The fact that urban renewal projects require significant public investment and tax dollars underscores the significant policy issues associated with eminent domain and private property transfer from one owner to another. In theory any proposed urban renewal or revitalization project could be construed as beneficial to the public at large however, the immediate economic benefits would flow to the private firms who are in receipt of the transfer, and "homes, small businesses, and other properties would be razed in favor of high-profile private developments" (Lehavi, A. & Licht, A. 2007). Invariably "this situation would leave landowners with minimal compensation based on the pre-project objective land values" (Lehavi, A. & Licht, A. 2007).
In addition to the ramifications of "public use" the other significant development concern is the possibility of gentrification of the proposed site. Gentrification is "defined as the transformation of neighborhoods from low value to high value. This change has the potential to cause displacement of long-time residents and businesses. Displacement happens when long-time or original neighborhood…[continue]
"Land Assemblage Problem" (2011, March 16) Retrieved March 12, 2014, from http://www.paperdue.com/essay/Land-Assemblage-Problem-3667
"Land Assemblage Problem" 16 March 2011. Web.12 March. 2014. <http://www.paperdue.com/essay/Land-Assemblage-Problem-3667>

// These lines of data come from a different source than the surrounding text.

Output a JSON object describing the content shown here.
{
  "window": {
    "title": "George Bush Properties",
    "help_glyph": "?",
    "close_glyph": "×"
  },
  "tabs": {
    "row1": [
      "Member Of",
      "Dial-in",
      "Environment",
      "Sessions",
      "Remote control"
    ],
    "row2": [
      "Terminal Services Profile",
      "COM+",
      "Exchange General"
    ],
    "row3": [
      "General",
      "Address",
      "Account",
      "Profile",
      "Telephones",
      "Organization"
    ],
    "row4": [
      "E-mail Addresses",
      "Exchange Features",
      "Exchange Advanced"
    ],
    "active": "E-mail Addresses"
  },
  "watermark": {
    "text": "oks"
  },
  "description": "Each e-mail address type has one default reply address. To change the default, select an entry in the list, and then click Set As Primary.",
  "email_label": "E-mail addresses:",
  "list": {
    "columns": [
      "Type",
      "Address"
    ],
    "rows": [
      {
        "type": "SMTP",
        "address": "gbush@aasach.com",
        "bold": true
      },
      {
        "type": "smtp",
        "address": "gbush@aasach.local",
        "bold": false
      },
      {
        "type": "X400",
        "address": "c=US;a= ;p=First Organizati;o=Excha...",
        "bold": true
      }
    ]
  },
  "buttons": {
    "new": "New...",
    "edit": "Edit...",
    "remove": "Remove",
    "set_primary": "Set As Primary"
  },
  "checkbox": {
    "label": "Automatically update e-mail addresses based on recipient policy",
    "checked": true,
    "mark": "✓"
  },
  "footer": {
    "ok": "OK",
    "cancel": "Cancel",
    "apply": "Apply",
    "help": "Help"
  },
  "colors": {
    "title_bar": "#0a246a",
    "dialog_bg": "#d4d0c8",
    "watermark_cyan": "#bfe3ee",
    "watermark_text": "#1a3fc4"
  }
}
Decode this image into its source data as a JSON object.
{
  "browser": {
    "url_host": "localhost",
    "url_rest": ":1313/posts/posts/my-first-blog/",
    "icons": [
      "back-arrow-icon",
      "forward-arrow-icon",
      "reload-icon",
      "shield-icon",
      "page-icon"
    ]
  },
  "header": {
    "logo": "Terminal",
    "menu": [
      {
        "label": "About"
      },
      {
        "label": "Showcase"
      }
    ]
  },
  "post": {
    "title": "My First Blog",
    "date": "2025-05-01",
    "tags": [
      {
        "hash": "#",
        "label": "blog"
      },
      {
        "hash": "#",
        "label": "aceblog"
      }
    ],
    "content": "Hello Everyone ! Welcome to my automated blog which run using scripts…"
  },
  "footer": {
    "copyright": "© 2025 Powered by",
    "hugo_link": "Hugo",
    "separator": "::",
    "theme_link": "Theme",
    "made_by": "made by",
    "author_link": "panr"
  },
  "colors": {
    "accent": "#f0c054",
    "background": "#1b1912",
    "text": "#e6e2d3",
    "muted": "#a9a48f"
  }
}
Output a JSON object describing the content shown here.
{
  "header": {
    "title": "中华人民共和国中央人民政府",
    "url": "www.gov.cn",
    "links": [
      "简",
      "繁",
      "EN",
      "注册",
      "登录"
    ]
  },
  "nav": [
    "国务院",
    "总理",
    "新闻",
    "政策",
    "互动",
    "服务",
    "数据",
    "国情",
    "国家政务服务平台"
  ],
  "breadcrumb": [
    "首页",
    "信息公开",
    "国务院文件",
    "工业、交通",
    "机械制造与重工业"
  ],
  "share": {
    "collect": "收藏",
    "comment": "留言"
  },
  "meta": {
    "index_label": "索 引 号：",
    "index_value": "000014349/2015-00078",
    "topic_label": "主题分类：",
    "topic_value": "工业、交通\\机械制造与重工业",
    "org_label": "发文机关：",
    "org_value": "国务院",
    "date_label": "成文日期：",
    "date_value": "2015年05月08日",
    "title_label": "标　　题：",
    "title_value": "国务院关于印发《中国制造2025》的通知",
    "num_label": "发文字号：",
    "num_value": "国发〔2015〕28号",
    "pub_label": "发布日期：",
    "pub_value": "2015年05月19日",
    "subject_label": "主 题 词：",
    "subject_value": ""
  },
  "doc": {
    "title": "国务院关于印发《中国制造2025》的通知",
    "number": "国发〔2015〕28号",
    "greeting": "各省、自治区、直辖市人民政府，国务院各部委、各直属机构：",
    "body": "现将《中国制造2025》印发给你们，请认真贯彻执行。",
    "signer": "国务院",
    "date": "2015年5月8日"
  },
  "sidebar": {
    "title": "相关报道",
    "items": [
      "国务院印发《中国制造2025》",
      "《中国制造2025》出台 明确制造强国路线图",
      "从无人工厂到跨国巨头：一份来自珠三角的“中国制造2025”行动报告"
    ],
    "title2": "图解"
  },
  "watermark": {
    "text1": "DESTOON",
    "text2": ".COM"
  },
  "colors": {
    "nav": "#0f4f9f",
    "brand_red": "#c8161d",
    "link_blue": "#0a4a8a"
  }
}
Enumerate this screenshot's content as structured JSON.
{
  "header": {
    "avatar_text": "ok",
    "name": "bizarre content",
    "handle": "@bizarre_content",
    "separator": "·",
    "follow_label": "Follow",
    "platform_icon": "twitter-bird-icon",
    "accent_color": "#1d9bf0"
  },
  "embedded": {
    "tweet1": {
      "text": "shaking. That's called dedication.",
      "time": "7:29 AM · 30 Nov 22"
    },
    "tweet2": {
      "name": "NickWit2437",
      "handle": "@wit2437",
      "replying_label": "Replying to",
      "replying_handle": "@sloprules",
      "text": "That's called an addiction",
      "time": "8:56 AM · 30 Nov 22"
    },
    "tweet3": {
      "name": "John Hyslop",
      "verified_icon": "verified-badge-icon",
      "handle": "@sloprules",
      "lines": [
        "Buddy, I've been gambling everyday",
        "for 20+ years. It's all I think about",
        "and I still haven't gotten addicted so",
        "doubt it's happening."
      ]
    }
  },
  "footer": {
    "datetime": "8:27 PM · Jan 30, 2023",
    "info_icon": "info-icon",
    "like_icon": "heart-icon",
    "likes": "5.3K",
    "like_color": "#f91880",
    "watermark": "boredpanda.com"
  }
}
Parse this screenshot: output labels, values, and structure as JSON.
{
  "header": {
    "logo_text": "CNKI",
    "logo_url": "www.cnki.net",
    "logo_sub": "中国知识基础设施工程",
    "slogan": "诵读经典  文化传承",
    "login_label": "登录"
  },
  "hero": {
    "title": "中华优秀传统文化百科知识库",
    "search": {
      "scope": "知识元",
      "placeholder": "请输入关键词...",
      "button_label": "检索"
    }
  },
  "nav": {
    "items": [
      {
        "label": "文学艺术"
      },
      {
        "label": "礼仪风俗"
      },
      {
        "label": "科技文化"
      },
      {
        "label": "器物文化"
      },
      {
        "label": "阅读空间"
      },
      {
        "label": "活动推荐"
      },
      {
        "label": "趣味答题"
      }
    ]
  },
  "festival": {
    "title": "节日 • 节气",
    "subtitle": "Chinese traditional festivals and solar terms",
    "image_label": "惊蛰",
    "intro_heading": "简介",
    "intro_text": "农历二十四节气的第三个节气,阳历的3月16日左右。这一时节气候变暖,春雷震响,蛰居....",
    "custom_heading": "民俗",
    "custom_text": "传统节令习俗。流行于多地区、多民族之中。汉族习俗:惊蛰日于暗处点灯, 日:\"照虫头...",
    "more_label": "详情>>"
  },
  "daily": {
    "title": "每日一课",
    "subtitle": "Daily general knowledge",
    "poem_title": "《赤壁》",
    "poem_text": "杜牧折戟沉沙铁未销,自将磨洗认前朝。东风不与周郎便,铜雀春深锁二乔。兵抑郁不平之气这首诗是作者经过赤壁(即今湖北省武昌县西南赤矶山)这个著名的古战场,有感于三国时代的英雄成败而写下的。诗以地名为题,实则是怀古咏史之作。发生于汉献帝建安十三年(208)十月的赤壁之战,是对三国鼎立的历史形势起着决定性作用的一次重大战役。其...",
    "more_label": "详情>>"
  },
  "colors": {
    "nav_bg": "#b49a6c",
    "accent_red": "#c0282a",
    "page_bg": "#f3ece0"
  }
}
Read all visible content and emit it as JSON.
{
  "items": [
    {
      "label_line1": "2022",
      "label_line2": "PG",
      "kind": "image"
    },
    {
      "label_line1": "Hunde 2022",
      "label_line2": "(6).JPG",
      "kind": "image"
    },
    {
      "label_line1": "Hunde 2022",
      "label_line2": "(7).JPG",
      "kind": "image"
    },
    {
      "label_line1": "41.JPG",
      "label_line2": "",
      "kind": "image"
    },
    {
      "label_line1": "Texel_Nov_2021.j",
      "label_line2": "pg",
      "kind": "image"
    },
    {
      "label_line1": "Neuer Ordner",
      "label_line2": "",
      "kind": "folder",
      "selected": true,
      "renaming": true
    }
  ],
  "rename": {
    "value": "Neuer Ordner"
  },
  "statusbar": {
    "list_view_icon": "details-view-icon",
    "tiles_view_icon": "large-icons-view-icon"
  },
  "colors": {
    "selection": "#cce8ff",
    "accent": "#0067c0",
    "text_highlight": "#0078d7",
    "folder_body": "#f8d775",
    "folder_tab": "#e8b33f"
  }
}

"Land Assemblage Problem", 16 March 2011, Accessed.12 March. 2014, http://www.paperdue.com/essay/Land-Assemblage-Problem-3667